GOAL OF THE EXERCISE:
In the entries that follow, find each line with the word "step" and copy it.

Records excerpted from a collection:

======

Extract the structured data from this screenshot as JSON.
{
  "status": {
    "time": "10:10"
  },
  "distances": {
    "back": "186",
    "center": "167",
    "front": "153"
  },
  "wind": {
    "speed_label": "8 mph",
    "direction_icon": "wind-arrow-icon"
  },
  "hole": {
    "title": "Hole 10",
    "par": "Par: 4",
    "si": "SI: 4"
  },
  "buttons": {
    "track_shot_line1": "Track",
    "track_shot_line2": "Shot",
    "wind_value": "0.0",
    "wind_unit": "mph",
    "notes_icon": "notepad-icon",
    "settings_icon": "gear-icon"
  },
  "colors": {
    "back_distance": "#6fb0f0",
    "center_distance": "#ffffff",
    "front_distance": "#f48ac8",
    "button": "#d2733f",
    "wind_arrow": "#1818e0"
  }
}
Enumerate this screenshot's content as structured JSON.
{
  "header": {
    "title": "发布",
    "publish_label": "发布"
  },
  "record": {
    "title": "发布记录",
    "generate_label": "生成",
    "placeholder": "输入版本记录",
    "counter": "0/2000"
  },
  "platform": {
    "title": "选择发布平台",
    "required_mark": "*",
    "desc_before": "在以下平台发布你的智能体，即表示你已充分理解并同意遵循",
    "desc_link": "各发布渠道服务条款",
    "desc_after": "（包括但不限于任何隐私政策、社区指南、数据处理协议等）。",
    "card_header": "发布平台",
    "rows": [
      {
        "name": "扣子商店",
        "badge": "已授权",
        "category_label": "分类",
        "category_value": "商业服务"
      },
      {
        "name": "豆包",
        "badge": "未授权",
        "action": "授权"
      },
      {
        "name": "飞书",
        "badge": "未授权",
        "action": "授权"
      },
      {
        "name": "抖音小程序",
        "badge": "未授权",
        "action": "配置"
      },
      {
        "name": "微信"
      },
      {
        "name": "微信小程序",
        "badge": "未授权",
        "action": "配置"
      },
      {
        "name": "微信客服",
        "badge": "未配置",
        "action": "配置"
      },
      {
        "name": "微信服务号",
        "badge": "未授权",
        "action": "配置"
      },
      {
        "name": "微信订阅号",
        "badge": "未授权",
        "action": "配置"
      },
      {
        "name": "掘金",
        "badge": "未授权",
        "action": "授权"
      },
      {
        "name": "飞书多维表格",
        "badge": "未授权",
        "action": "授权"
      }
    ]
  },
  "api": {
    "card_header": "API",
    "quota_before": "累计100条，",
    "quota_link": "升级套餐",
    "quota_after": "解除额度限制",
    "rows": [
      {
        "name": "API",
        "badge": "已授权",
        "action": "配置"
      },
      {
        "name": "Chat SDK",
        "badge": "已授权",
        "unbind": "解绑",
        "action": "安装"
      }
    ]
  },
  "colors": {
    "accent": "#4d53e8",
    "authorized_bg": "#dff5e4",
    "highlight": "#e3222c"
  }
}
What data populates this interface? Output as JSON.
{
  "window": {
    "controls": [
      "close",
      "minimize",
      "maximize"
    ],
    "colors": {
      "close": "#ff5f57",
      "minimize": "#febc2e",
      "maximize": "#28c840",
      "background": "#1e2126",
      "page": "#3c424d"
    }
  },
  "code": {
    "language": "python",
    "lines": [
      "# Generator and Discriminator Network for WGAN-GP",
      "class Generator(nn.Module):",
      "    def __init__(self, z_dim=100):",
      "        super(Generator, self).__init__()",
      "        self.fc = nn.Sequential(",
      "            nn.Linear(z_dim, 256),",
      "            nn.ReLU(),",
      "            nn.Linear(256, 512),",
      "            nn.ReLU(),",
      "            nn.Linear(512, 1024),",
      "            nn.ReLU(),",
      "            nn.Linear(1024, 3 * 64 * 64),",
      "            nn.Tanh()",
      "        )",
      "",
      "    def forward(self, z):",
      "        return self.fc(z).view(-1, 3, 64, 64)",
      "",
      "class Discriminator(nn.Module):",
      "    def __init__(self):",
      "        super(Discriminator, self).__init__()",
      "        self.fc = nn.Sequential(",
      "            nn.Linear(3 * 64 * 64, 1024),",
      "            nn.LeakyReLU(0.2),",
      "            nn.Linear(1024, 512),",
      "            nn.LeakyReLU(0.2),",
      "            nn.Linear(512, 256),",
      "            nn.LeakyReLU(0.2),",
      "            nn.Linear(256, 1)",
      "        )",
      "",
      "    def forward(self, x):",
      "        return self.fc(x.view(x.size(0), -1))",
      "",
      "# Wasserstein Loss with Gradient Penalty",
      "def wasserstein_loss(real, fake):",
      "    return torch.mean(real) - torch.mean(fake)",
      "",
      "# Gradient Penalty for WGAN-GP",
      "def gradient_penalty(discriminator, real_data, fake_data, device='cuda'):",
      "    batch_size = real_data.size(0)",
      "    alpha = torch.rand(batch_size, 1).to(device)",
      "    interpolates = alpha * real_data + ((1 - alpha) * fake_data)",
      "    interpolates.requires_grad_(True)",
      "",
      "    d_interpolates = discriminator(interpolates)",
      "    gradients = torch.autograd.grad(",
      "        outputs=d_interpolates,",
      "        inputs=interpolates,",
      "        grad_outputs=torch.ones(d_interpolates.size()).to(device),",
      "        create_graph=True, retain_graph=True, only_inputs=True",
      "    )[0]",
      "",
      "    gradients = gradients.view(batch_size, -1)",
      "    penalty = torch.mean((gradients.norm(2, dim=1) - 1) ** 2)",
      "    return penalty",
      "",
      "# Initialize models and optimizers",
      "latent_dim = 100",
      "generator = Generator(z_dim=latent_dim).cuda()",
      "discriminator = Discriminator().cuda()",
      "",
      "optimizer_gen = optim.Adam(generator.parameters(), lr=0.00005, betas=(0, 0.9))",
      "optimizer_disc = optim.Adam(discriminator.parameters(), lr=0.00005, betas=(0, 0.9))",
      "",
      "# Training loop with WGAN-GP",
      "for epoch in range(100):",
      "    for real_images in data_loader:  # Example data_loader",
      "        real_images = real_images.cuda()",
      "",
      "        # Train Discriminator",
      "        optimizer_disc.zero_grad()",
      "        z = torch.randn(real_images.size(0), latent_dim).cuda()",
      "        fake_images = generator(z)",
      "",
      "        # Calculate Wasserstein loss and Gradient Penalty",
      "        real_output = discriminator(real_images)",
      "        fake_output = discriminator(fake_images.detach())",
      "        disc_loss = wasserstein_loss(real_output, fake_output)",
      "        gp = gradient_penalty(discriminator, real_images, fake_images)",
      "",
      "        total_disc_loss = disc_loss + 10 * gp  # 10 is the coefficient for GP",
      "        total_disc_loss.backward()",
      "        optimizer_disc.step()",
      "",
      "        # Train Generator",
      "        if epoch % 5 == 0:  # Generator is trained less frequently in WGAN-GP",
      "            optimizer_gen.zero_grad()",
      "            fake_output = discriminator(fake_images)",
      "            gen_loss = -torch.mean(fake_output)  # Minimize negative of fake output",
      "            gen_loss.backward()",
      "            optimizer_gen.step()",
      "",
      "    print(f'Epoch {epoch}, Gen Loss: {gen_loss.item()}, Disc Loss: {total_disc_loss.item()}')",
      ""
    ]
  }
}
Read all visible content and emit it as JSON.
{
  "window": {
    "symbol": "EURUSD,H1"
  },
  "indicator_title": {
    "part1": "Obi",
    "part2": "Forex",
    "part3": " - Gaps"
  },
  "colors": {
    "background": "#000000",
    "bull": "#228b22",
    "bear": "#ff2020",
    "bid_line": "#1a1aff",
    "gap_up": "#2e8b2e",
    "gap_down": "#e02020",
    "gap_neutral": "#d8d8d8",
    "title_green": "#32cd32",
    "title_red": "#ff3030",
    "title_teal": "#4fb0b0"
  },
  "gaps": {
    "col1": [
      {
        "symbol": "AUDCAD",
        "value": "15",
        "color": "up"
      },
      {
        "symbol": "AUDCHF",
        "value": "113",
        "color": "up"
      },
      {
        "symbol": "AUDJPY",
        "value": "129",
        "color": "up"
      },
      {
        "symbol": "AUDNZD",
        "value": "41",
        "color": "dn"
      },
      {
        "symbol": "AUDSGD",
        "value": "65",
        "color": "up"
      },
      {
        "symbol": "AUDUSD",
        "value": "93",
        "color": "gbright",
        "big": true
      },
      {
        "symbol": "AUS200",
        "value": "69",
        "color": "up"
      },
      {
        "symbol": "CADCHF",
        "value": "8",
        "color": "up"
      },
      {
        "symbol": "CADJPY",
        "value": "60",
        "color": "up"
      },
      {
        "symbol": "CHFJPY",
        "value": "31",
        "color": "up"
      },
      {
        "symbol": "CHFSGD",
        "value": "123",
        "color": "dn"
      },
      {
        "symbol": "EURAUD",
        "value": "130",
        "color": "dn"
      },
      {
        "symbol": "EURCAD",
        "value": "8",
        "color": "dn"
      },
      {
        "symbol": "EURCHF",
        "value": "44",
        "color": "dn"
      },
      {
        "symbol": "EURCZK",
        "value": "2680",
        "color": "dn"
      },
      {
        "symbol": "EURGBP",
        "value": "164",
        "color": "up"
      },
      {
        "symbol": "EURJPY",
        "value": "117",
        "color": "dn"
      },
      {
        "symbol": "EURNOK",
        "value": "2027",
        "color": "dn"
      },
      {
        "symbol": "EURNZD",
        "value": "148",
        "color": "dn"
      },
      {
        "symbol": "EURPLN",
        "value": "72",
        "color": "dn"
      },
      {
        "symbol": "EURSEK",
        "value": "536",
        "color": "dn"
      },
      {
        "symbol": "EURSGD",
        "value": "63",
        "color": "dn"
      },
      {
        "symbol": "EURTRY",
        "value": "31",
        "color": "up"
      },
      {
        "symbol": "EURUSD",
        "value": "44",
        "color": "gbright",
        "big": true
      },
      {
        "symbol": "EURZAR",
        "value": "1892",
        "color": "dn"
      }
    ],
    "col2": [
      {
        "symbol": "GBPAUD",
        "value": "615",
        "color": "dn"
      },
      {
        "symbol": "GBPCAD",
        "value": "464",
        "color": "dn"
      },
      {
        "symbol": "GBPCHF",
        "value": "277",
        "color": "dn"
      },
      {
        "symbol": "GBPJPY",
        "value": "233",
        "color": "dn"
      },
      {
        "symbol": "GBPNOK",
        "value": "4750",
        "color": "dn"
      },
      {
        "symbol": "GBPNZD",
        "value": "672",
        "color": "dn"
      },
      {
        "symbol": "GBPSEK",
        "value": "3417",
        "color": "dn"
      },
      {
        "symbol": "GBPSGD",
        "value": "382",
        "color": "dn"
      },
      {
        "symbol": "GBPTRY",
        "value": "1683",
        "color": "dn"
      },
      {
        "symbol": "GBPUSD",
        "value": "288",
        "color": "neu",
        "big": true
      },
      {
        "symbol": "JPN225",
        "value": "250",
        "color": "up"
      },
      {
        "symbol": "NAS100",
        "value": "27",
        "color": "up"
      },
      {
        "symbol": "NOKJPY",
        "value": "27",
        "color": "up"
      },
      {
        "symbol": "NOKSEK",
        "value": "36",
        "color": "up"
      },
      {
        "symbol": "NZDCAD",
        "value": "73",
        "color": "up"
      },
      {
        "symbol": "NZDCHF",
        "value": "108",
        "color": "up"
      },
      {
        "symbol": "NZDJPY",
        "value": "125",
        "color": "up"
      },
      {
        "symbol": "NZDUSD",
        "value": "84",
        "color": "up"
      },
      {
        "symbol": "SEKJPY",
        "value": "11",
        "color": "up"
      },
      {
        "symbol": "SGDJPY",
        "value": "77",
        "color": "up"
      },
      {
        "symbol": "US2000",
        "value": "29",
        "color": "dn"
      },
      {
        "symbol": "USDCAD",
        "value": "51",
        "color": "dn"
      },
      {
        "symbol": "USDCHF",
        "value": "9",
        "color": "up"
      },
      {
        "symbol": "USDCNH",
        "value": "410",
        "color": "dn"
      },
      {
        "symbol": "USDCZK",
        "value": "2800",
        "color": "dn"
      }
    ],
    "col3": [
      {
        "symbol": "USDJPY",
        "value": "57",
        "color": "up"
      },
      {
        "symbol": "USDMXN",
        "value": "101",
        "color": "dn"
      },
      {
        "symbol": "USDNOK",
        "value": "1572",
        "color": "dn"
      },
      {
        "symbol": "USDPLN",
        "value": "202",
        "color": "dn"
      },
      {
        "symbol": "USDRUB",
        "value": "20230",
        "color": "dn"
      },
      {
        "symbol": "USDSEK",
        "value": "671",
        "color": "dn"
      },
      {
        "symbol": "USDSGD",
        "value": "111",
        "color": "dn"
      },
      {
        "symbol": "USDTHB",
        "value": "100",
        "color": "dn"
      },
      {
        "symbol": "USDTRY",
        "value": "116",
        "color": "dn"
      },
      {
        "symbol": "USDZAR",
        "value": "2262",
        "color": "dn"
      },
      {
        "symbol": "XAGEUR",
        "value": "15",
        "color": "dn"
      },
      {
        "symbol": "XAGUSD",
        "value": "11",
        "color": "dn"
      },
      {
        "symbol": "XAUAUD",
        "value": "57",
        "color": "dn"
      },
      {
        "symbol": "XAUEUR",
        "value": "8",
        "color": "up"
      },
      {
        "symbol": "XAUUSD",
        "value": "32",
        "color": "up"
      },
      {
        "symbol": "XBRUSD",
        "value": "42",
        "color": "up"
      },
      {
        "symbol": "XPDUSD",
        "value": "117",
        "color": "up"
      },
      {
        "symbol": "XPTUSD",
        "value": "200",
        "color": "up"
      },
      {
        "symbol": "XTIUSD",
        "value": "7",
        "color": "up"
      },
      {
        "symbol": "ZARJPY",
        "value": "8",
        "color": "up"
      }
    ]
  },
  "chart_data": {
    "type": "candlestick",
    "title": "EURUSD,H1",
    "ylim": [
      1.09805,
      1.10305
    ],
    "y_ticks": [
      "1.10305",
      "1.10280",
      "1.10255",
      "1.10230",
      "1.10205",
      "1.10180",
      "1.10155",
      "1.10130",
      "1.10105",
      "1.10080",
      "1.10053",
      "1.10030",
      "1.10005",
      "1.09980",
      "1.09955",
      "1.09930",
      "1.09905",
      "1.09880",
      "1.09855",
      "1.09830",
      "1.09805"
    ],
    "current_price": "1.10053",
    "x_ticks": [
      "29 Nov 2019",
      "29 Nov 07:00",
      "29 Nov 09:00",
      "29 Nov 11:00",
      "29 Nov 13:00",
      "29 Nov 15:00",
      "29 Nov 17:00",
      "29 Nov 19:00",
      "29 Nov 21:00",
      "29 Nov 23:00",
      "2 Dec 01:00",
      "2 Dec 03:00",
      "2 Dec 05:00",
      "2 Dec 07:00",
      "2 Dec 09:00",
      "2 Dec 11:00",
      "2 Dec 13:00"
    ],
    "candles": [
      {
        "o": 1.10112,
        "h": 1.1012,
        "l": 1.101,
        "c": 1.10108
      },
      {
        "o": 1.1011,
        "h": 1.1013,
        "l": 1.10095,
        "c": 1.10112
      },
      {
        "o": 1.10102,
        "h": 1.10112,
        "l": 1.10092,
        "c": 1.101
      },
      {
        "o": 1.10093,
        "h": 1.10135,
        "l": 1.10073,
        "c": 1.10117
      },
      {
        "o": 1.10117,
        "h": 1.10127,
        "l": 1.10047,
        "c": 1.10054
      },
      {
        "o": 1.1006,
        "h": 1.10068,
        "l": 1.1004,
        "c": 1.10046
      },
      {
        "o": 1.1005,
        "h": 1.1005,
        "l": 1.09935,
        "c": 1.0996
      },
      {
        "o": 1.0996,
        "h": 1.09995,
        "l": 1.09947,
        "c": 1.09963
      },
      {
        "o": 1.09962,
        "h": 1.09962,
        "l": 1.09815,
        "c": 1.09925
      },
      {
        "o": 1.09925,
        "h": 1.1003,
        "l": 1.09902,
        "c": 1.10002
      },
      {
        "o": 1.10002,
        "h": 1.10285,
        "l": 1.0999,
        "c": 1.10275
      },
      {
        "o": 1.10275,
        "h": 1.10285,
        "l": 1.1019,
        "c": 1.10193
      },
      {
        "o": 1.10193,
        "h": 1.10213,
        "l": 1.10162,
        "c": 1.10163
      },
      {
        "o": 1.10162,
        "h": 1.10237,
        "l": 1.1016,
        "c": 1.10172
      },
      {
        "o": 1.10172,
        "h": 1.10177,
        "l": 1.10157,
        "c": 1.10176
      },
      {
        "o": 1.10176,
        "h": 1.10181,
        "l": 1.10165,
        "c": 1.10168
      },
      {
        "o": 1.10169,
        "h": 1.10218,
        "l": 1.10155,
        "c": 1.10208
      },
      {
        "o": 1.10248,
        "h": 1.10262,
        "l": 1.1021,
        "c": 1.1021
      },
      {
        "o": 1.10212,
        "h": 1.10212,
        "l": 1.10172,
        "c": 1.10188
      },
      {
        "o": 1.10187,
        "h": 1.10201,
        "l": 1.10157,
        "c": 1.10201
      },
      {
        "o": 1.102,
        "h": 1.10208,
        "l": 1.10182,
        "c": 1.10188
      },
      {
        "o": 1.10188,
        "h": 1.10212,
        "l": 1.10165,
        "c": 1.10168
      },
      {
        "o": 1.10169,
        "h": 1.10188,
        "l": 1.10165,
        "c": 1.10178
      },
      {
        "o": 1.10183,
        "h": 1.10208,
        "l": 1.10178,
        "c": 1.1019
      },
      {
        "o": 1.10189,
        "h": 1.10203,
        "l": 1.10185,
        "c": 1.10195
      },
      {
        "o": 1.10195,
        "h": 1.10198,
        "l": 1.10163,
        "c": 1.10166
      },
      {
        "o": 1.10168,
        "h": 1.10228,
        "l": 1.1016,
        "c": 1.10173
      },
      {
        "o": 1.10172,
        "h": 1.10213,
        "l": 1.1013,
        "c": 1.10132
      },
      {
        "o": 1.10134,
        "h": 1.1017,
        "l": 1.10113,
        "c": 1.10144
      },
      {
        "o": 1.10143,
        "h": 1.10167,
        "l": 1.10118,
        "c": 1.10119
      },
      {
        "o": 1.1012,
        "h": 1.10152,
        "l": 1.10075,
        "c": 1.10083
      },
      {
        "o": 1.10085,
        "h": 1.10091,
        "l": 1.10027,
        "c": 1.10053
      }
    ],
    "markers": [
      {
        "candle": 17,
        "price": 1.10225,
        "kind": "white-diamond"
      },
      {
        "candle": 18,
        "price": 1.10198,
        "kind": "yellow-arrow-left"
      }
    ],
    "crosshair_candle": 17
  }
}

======

RESPONSE AREA:
      "        optimizer_disc.step()",
      "            optimizer_gen.step()",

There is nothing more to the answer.